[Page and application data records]
******
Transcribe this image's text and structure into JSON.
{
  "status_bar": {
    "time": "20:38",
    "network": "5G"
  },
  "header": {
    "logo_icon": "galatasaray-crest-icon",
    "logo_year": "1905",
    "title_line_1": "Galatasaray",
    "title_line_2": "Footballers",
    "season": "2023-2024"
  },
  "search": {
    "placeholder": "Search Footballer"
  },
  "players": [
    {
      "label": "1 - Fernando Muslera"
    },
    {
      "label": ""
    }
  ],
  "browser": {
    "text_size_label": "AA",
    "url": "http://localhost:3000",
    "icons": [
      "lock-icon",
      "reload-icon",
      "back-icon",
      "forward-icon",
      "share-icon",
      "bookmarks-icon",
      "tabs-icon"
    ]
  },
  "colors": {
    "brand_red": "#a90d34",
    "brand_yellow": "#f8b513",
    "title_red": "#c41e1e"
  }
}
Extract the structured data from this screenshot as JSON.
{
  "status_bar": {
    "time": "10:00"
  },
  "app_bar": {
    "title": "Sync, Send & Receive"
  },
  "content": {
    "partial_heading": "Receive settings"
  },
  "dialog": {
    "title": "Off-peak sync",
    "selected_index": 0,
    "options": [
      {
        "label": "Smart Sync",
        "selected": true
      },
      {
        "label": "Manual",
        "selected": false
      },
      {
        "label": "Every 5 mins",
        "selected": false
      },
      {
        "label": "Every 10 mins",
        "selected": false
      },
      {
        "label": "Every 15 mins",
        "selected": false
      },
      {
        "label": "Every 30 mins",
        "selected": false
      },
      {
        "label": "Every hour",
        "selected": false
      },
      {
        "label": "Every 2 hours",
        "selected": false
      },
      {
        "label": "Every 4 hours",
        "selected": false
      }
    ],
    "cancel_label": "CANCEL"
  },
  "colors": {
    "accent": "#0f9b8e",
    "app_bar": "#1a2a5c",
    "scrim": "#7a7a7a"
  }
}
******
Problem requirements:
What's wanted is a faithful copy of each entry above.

Your response:
Transcribe this image's text and structure into JSON.
{
  "status_bar": {
    "time": "20:38",
    "network": "5G"
  },
  "header": {
    "logo_icon": "galatasaray-crest-icon",
    "logo_year": "1905",
    "title_line_1": "Galatasaray",
    "title_line_2": "Footballers",
    "season": "2023-2024"
  },
  "search": {
    "placeholder": "Search Footballer"
  },
  "players": [
    {
      "label": "1 - Fernando Muslera"
    },
    {
      "label": ""
    }
  ],
  "browser": {
    "text_size_label": "AA",
    "url": "http://localhost:3000",
    "icons": [
      "lock-icon",
      "reload-icon",
      "back-icon",
      "forward-icon",
      "share-icon",
      "bookmarks-icon",
      "tabs-icon"
    ]
  },
  "colors": {
    "brand_red": "#a90d34",
    "brand_yellow": "#f8b513",
    "title_red": "#c41e1e"
  }
}
Extract the structured data from this screenshot as JSON.
{
  "status_bar": {
    "time": "10:00"
  },
  "app_bar": {
    "title": "Sync, Send & Receive"
  },
  "content": {
    "partial_heading": "Receive settings"
  },
  "dialog": {
    "title": "Off-peak sync",
    "selected_index": 0,
    "options": [
      {
        "label": "Smart Sync",
        "selected": true
      },
      {
        "label": "Manual",
        "selected": false
      },
      {
        "label": "Every 5 mins",
        "selected": false
      },
      {
        "label": "Every 10 mins",
        "selected": false
      },
      {
        "label": "Every 15 mins",
        "selected": false
      },
      {
        "label": "Every 30 mins",
        "selected": false
      },
      {
        "label": "Every hour",
        "selected": false
      },
      {
        "label": "Every 2 hours",
        "selected": false
      },
      {
        "label": "Every 4 hours",
        "selected": false
      }
    ],
    "cancel_label": "CANCEL"
  },
  "colors": {
    "accent": "#0f9b8e",
    "app_bar": "#1a2a5c",
    "scrim": "#7a7a7a"
  }
}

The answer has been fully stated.